. All students in thiscourse had access to a computer and accessto the Internet. All students also had accessto either a smartphone, or a digital musicplayer. When it came to rating their owncompetence in using computers and theInternet, all of the students rated their skillsat least at the intermediate level of pro
-ciency. The status of the learner (freshman,sophomore, or junior) seemed to have a lotto do with how they rated their competencein using
. Students who had been on campuslonger tended to rate their experiencehigher than students who had been oncampus for a shorter time; this was to beexpected. The Web 2.0
behaviors of thestudents were also quite interesting. Moststudents knew of blogs and microblogs butdidn’t use them. They knew of Facebookand used it frequently; however, they didnot know of, and therefore did not use,dedicated social networks like
. They also did consultwiki pages, but they never contributedknowledge to a wiki. These
ndings wereclose to my initial hunch about the learners;I believed that they would have

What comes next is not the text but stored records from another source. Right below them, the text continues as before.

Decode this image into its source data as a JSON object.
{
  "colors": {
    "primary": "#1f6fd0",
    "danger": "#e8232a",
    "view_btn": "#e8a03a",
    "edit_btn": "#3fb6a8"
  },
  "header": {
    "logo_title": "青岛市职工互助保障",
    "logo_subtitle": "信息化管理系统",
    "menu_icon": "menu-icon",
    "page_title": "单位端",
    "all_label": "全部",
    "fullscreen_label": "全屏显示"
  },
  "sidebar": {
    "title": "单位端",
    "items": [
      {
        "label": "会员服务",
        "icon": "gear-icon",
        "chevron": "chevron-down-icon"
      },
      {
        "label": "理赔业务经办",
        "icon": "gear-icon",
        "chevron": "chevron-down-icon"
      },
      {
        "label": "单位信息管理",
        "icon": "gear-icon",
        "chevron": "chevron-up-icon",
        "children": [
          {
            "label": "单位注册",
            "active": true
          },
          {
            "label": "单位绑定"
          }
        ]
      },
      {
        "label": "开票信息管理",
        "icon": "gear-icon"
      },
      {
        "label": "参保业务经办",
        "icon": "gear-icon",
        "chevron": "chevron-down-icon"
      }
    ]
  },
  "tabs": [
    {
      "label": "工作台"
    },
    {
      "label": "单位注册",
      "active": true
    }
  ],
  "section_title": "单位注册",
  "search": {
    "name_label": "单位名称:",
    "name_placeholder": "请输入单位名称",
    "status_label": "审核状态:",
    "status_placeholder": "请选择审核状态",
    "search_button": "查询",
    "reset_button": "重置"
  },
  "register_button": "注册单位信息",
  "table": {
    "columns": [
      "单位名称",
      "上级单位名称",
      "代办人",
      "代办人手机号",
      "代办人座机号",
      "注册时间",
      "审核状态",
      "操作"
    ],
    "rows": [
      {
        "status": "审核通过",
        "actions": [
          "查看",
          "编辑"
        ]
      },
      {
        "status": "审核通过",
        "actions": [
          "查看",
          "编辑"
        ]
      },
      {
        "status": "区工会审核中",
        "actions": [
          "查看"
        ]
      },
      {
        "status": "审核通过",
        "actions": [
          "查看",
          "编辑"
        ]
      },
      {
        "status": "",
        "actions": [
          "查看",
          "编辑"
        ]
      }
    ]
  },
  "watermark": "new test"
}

technology, but unlike Prensky (2001) Ibelieved that this didn’t necessarily implythat students were comfortable using it.The student expectation responses, inthe free-form answer part of the survey,were actually quite interesting to analyze.In the responses there are a few responsesof the “the course will be successful if I getan A” sort, but in responses where studentswent beyond a letter grade you can see adifference between students who had beenapprenticed into the discourse of Classics,and those who had not. The former hadmost likely taken Latin and their rubric fora successful class is to be able to read theGreek and to translate it into English.Individuals who have not been appren-ticed into the discourse of Classics expect tobe able to speak Classical Greek withfriends and family, gain an understandingof English based on Greek roots andlemmas or learn about their background. Itis interesting that students who have beenapprenticed into the discourse expect to beable to memorize a lot, and use that forreading, while those who have
beenapprenticed into the discourse of Classicsexpect cultural background information,and to gain competence in speech as well asreading—something you tend to see in thediscourse of foreign language teaching, notin classical language teaching. What isinteresting to note is that about half of thestudents dropped the course during theuniversity’s add-drop period
, and most of the students who remained were Classicsmajors.
2. Current Teaching Methodology
Having observed a seasoned, andtalented, faculty member teach ClassicalGreek
for one semester, I can say with ahigh degree of con
dence that theapproach used to teach the course is the
Web 2.0 is a term that describes applica-tions on the World Wide Web that facilitate par-ticipatory information sharing andcollaboration amongst the users of those webapplications. The user-centered design of Web2.0 web applications encourages dialogue anduser-created content. It is commonly believedthat members of the “Digital Native” generation(born after 1980) are avid and expert users of Web 2.0 technologies.
According to the instructor it is normal tostart a class with a full set of students, and forabout half to drop it throughout the semester. Itwould be interesting, in a future study, to seehow this compares to other Classical and Mod-ern languages and to determine what makesstudents stay or drop the course.
century B.C.E. Attic Greek to be exact.